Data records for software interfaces
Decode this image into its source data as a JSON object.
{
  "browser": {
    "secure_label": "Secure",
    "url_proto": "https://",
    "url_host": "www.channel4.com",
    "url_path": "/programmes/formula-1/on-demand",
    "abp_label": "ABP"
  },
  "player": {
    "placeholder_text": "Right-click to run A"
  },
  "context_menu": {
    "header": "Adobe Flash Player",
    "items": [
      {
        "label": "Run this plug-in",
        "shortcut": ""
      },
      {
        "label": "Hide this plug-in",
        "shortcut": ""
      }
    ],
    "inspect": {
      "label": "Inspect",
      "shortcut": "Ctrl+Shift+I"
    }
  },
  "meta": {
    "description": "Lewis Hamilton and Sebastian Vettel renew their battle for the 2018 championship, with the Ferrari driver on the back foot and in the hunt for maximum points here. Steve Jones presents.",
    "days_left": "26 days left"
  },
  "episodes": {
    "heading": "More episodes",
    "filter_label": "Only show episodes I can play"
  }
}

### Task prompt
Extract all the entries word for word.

### Answer box
Decode this image into its source data as a JSON object.
{
  "browser": {
    "secure_label": "Secure",
    "url_proto": "https://",
    "url_host": "www.channel4.com",
    "url_path": "/programmes/formula-1/on-demand",
    "abp_label": "ABP"
  },
  "player": {
    "placeholder_text": "Right-click to run A"
  },
  "context_menu": {
    "header": "Adobe Flash Player",
    "items": [
      {
        "label": "Run this plug-in",
        "shortcut": ""
      },
      {
        "label": "Hide this plug-in",
        "shortcut": ""
      }
    ],
    "inspect": {
      "label": "Inspect",
      "shortcut": "Ctrl+Shift+I"
    }
  },
  "meta": {
    "description": "Lewis Hamilton and Sebastian Vettel renew their battle for the 2018 championship, with the Ferrari driver on the back foot and in the hunt for maximum points here. Steve Jones presents.",
    "days_left": "26 days left"
  },
  "episodes": {
    "heading": "More episodes",
    "filter_label": "Only show episodes I can play"
  }
}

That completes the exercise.